“Twitter’s Board undertook a thoughtful and comprehensive process to evaluate Elon’s proposal with a deliberate focus on value, certainty and funding,” Bret Taylor, Twitter’s president, said in a statement Monday.
He added: “The proposed transaction will generate a substantial cash premium, and we believe it is the best path forward for Twitter shareholders.”
Twitter shareholders will receive $54.20 in cash for each Twitter common share they own at the closing of the transaction. The purchase price represents a 38 percent premium over the company’s closing price on April 1, the day before Musk announced that he had amassed a 9 percent stake in the company.
After Musk first made his bid for the platform, Twitter released a poison pill to limit his ability to gain a substantial shareholding. But the board was forced to come to the bargaining table over the weekend after it secured financing for the deal.
If completed, it would be one of the largest leveraged buyouts in history, a feat few on Wall Street thought possible given the size of the transaction.
Trading in the company’s shares was halted prior to the announcement.
Musk, a prolific Twitter user with more than 83 million followers, said he plans to “unlock” the company’s potential to be “the platform for free speech around the world” and vowed to change his content moderation policies. .
Republicans are hopeful this could pave the way for Donald Trump to return to the platform, after the former president was ousted for repeatedly violating their rules on hate speech and disinformation.
“I hope even my worst critics stay on Twitter, because that’s what free speech means,” Musk tweeted Monday.
The White House did not comment specifically on Elon Musk’s decision to buy Twitter, but said President Joe Biden had long been concerned about the power of social media platforms.
“Our concerns are not new,” said Jen Psaki, a White House spokeswoman. She said social media platforms needed to be held accountable.
“The president has long spoken about his concerns about the power of social media platforms, including Twitter and others, to spread misinformation.”
But he said the White House would not comment on an individual transaction.
Separately, former President Donald Trump told Fox News that he did not plan to return to Twitter even if new owner Elon Musk lifts the platform’s lifetime ban that had been placed on him after the 6/6 riots. January, when his supporters stormed the US Capitol in Washington to try to delay the certification of Joe Biden’s election as president in early 2020.

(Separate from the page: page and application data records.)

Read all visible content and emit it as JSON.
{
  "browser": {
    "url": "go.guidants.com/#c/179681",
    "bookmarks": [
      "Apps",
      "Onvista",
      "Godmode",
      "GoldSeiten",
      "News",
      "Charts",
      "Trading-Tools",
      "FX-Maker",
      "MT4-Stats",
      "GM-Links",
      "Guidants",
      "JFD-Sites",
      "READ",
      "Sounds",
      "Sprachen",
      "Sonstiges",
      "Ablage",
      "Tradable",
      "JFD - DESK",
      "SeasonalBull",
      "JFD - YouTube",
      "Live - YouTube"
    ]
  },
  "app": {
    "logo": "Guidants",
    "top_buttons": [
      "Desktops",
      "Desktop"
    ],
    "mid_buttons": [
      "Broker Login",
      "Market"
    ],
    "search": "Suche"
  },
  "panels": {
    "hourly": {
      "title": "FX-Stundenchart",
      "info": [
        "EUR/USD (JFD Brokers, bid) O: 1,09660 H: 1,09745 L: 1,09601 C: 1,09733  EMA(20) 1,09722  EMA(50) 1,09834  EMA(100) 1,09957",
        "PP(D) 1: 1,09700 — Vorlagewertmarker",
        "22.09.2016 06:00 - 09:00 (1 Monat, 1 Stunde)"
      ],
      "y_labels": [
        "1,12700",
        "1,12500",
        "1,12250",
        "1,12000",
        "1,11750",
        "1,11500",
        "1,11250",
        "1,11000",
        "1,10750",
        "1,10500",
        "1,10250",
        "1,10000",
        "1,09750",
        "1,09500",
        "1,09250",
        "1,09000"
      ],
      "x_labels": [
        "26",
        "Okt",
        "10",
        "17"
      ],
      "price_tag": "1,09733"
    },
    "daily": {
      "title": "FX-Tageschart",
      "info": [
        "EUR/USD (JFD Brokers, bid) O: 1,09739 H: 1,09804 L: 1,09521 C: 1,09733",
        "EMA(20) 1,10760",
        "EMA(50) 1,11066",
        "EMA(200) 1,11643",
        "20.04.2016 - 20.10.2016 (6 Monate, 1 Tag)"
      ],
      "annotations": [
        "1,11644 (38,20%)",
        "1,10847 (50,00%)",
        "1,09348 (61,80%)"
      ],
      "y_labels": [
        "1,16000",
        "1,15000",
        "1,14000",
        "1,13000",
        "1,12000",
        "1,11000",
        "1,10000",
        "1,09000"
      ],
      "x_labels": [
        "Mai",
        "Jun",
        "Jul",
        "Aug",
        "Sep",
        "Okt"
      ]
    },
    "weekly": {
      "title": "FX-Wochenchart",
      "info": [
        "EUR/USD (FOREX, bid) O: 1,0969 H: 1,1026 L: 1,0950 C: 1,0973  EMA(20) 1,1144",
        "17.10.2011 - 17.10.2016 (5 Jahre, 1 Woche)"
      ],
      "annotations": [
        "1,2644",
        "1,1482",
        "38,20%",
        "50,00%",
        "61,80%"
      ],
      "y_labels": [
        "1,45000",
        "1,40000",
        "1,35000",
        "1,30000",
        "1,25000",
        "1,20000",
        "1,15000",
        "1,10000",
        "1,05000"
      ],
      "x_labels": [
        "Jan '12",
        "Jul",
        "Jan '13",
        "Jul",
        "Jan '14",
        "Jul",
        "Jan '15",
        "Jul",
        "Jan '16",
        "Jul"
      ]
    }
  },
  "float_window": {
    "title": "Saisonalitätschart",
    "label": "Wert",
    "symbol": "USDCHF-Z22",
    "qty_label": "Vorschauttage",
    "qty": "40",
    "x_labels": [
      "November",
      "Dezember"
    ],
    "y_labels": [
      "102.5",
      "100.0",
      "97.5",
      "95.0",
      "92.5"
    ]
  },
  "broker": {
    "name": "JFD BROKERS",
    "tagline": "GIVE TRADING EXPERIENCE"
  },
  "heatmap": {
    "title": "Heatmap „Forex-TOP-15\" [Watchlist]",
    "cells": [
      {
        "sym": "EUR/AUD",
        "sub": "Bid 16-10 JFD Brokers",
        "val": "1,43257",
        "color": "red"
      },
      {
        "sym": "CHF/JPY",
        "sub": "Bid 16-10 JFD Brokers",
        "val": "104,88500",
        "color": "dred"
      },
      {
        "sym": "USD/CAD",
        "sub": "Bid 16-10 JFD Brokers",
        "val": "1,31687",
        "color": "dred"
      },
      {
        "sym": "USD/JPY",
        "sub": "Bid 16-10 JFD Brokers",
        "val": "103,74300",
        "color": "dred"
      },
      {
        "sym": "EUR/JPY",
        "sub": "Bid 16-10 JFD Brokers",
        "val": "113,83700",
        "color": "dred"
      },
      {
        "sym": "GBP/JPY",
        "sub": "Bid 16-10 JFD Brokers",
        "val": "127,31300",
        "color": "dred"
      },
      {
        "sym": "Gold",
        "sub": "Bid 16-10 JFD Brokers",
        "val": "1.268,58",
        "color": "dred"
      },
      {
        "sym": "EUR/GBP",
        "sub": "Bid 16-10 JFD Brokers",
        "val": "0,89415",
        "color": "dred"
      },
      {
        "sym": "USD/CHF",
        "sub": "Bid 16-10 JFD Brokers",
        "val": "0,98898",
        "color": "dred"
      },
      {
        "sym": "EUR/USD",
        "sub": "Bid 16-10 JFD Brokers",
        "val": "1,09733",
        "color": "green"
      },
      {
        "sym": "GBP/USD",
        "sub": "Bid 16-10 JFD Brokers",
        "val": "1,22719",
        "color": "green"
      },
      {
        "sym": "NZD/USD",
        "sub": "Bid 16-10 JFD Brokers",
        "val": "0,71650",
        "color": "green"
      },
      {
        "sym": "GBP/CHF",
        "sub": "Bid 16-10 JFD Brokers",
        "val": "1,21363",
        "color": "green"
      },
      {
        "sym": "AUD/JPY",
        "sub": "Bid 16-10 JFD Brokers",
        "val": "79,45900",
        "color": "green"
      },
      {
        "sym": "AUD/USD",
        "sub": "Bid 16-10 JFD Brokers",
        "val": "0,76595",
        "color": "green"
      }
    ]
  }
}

Trump said he will start using his own Truth Social platform instead of Twitter within the next week. – The Financial Times with additional reporting by Martin Wall